Interface dataset entries:
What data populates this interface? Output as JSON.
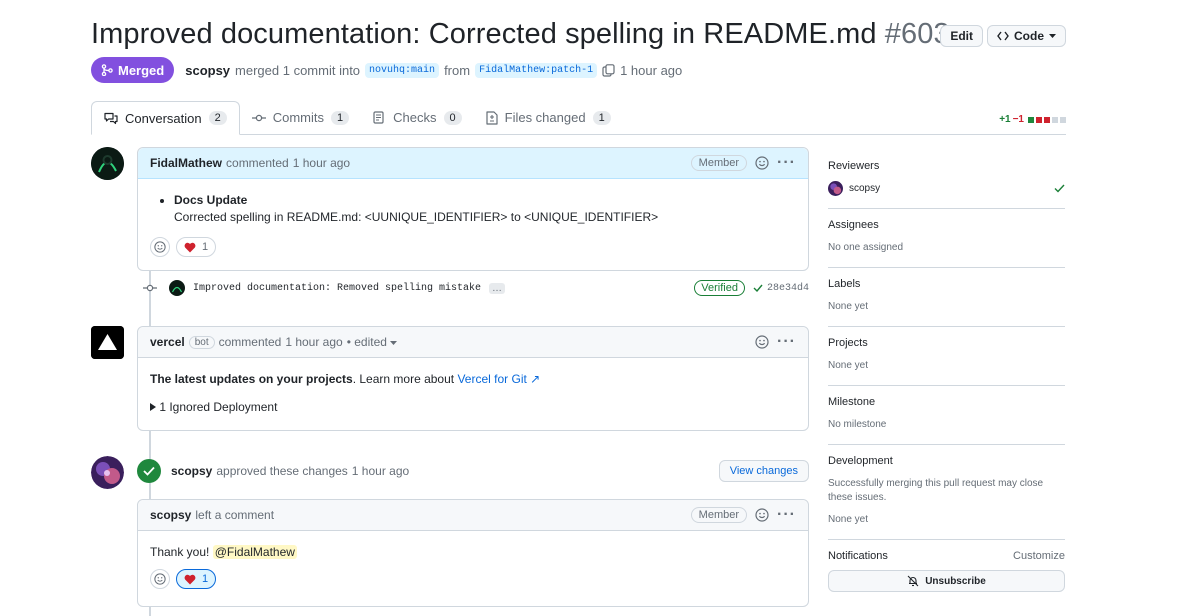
{
  "header": {
    "title": "Improved documentation: Corrected spelling in README.md",
    "number": "#603",
    "edit_label": "Edit",
    "code_label": "Code"
  },
  "meta": {
    "status": "Merged",
    "merger": "scopsy",
    "merged_text": "merged 1 commit into",
    "base_branch": "novuhq:main",
    "from_text": "from",
    "head_branch": "FidalMathew:patch-1",
    "time": "1 hour ago"
  },
  "tabs": [
    {
      "label": "Conversation",
      "count": "2"
    },
    {
      "label": "Commits",
      "count": "1"
    },
    {
      "label": "Checks",
      "count": "0"
    },
    {
      "label": "Files changed",
      "count": "1"
    }
  ],
  "diffstat": {
    "additions": "+1",
    "deletions": "−1"
  },
  "comment1": {
    "author": "FidalMathew",
    "action": "commented",
    "time": "1 hour ago",
    "role": "Member",
    "bullet_title": "Docs Update",
    "bullet_text": "Corrected spelling in README.md: <UUNIQUE_IDENTIFIER> to <UNIQUE_IDENTIFIER>",
    "reaction_count": "1"
  },
  "commit": {
    "message": "Improved documentation: Removed spelling mistake",
    "ellipsis": "…",
    "verified": "Verified",
    "sha": "28e34d4"
  },
  "comment2": {
    "author": "vercel",
    "badge": "bot",
    "action": "commented",
    "time": "1 hour ago",
    "edited": "• edited",
    "line1_bold": "The latest updates on your projects",
    "line1_rest": ". Learn more about",
    "line1_link": "Vercel for Git ↗",
    "summary": "1 Ignored Deployment"
  },
  "review": {
    "author": "scopsy",
    "text": "approved these changes",
    "time": "1 hour ago",
    "button": "View changes"
  },
  "comment3": {
    "author": "scopsy",
    "action": "left a comment",
    "role": "Member",
    "text": "Thank you!",
    "mention": "@FidalMathew",
    "reaction_count": "1"
  },
  "sidebar": {
    "reviewers_title": "Reviewers",
    "reviewer": "scopsy",
    "assignees_title": "Assignees",
    "assignees_value": "No one assigned",
    "labels_title": "Labels",
    "labels_value": "None yet",
    "projects_title": "Projects",
    "projects_value": "None yet",
    "milestone_title": "Milestone",
    "milestone_value": "No milestone",
    "development_title": "Development",
    "development_text": "Successfully merging this pull request may close these issues.",
    "development_value": "None yet",
    "notifications_title": "Notifications",
    "customize": "Customize",
    "unsubscribe": "Unsubscribe"
  },
  "colors": {
    "merged": "#8250df",
    "link": "#0969da",
    "success": "#1f883d",
    "danger": "#cf222e"
  }
}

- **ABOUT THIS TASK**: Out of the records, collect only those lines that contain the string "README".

- **REPLY TO THE EXERCISE**:
    "title": "Improved documentation: Corrected spelling in README.md",
    "bullet_text": "Corrected spelling in README.md: <UUNIQUE_IDENTIFIER> to <UNIQUE_IDENTIFIER>",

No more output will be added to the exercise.